(Beginning of Records)
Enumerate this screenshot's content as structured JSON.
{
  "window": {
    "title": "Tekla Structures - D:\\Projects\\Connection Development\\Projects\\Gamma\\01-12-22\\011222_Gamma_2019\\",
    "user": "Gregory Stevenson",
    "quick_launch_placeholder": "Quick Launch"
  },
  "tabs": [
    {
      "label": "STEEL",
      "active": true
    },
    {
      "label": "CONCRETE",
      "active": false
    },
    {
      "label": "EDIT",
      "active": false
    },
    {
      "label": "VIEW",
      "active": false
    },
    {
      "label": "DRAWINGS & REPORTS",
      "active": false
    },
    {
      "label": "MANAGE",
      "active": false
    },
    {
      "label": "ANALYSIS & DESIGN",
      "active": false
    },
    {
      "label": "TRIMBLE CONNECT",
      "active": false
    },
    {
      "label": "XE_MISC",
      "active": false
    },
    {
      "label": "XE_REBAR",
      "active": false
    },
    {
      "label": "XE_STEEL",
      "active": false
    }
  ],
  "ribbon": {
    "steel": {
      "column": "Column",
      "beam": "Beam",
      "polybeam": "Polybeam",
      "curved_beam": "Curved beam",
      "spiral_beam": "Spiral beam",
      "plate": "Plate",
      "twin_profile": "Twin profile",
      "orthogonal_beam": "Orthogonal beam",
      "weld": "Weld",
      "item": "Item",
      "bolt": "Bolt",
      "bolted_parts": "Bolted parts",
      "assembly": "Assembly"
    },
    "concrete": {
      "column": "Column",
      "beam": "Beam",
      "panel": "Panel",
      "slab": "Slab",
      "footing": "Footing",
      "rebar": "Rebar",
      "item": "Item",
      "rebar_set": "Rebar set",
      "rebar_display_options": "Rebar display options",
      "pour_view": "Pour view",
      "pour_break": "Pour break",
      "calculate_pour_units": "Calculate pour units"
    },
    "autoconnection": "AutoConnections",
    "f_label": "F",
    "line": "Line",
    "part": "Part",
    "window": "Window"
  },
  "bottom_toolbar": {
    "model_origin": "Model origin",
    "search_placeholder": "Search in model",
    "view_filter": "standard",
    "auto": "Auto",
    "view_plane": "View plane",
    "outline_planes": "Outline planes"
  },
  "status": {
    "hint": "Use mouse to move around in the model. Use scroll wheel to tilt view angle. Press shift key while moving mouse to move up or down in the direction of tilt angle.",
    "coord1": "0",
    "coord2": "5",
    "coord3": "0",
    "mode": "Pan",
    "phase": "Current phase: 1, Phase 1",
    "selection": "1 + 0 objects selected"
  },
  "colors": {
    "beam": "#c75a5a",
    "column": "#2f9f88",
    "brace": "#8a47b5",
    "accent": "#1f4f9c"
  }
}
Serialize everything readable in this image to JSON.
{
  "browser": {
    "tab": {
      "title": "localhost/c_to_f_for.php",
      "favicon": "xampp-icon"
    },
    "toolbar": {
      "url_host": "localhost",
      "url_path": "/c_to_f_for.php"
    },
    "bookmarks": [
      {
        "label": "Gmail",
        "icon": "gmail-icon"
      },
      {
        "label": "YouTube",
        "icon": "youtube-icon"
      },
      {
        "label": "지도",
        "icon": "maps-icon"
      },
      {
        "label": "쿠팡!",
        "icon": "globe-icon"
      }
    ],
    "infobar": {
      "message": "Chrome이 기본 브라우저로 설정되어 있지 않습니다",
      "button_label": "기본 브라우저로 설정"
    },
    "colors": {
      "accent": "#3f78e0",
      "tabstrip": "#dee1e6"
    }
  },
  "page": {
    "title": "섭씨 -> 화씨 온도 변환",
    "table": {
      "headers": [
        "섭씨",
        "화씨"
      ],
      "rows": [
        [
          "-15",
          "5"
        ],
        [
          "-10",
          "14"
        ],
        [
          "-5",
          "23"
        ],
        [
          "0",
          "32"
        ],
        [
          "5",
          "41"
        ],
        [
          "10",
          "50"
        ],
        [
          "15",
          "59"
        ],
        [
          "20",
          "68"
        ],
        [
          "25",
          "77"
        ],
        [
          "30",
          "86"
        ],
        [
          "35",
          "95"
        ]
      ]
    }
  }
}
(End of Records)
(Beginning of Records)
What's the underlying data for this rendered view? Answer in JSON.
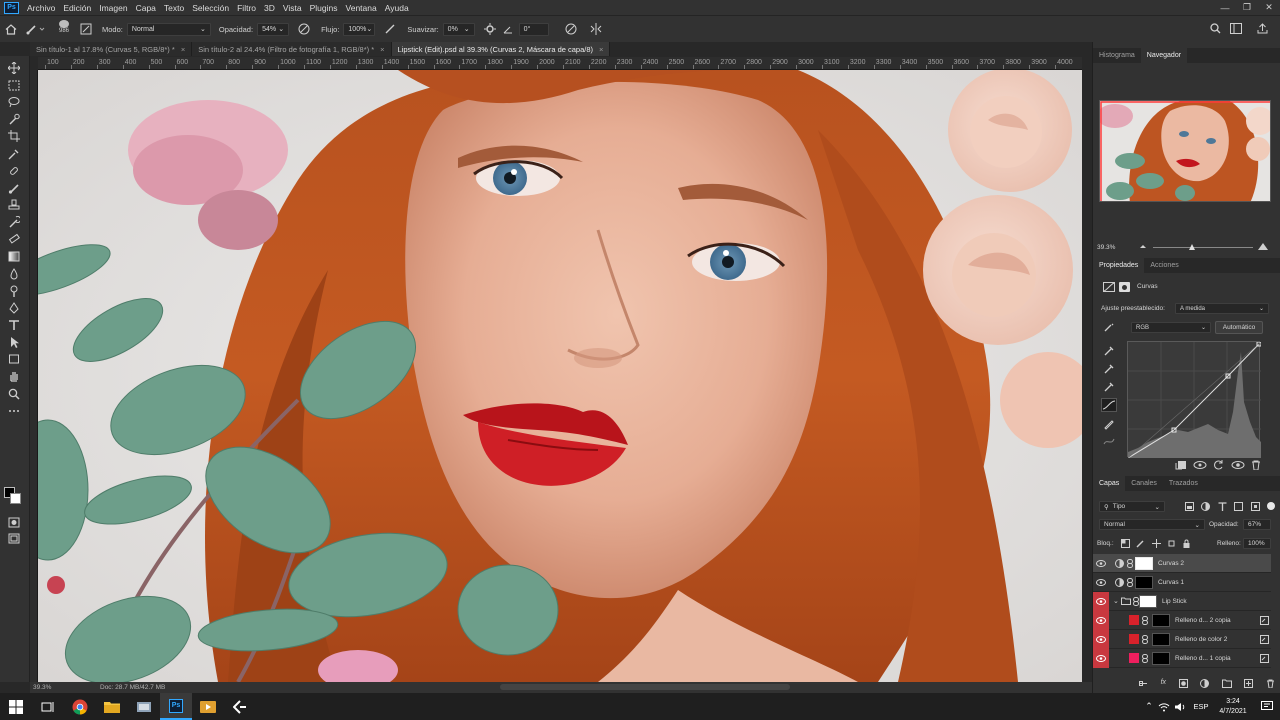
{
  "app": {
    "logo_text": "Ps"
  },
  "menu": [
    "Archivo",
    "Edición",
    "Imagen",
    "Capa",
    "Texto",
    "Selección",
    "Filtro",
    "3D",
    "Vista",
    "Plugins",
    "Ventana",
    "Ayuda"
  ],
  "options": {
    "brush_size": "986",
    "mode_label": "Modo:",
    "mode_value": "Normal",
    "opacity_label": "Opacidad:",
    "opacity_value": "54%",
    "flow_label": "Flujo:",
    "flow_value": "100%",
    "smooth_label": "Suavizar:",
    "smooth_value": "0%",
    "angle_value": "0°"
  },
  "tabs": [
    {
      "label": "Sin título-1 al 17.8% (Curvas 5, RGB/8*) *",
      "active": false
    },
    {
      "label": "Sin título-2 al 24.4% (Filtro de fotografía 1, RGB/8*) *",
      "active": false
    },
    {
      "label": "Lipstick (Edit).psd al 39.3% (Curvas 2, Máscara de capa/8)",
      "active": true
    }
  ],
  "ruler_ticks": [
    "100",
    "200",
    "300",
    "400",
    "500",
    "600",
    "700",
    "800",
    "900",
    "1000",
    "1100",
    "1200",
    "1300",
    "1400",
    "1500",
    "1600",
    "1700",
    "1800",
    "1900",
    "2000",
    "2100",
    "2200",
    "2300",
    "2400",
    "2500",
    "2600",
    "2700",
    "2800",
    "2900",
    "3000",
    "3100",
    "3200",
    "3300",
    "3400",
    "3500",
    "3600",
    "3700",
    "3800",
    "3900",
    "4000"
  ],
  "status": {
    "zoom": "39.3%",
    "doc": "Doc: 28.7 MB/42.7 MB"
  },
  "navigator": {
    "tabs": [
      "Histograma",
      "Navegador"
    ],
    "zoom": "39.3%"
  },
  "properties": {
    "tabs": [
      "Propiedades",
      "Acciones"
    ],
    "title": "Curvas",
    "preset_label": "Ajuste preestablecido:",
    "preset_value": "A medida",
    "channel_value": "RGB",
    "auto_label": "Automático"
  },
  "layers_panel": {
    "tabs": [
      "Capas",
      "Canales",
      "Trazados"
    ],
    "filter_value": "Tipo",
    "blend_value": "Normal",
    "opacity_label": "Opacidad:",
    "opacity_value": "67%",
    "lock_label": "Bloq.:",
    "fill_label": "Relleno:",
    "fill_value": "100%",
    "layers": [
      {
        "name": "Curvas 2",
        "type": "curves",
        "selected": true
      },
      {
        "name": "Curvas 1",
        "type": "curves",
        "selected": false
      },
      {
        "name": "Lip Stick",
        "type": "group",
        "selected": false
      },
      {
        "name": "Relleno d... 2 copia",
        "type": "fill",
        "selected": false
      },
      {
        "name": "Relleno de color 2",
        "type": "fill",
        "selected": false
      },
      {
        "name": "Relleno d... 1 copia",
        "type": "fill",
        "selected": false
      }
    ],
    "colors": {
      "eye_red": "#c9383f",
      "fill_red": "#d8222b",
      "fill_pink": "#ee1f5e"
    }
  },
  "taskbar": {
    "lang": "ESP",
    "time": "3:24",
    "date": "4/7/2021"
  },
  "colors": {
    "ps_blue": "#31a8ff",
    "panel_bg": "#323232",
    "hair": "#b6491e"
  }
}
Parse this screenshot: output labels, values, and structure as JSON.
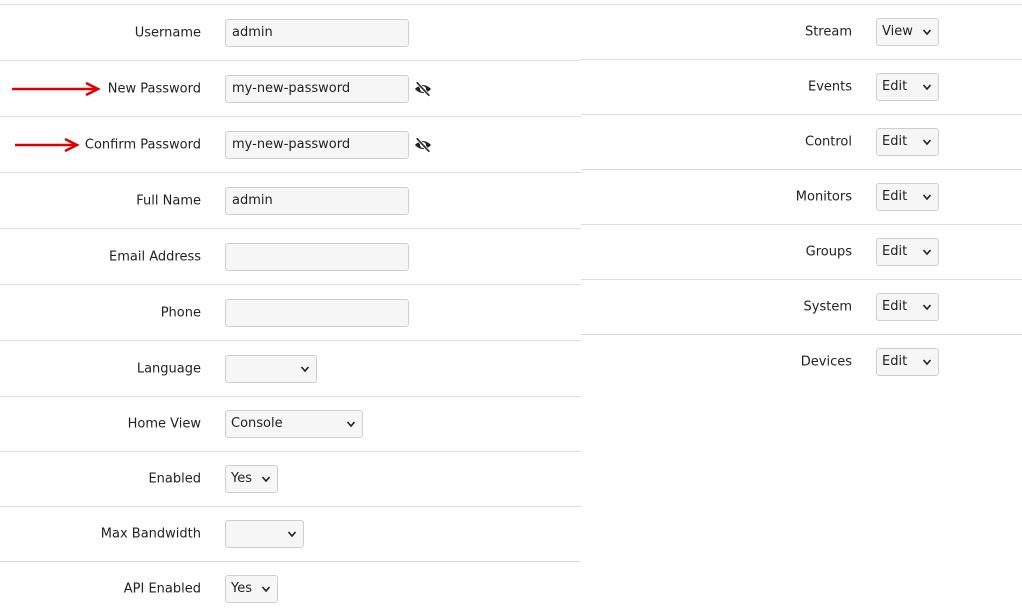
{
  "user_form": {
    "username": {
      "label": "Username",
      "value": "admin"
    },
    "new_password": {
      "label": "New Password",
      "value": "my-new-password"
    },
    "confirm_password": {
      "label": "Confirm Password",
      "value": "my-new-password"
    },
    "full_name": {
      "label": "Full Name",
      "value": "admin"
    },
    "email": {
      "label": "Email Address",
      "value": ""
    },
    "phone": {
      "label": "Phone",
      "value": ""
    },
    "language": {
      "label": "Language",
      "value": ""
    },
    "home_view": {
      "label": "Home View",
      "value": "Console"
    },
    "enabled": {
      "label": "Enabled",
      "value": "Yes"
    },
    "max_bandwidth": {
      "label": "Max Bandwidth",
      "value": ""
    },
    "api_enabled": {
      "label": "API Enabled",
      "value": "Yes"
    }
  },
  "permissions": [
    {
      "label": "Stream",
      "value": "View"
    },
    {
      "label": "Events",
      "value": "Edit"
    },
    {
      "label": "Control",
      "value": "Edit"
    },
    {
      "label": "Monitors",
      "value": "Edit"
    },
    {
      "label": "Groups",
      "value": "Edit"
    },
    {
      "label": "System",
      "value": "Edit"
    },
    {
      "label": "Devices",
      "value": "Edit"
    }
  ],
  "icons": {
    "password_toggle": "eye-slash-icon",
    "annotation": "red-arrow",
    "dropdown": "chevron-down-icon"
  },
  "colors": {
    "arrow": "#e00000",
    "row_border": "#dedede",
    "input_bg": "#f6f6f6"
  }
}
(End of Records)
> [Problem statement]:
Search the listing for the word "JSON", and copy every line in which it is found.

> [Task solution]:
Enumerate this screenshot's content as structured JSON.
Serialize everything readable in this image to JSON.
What's the underlying data for this rendered view? Answer in JSON.
Parse this screenshot: output labels, values, and structure as JSON.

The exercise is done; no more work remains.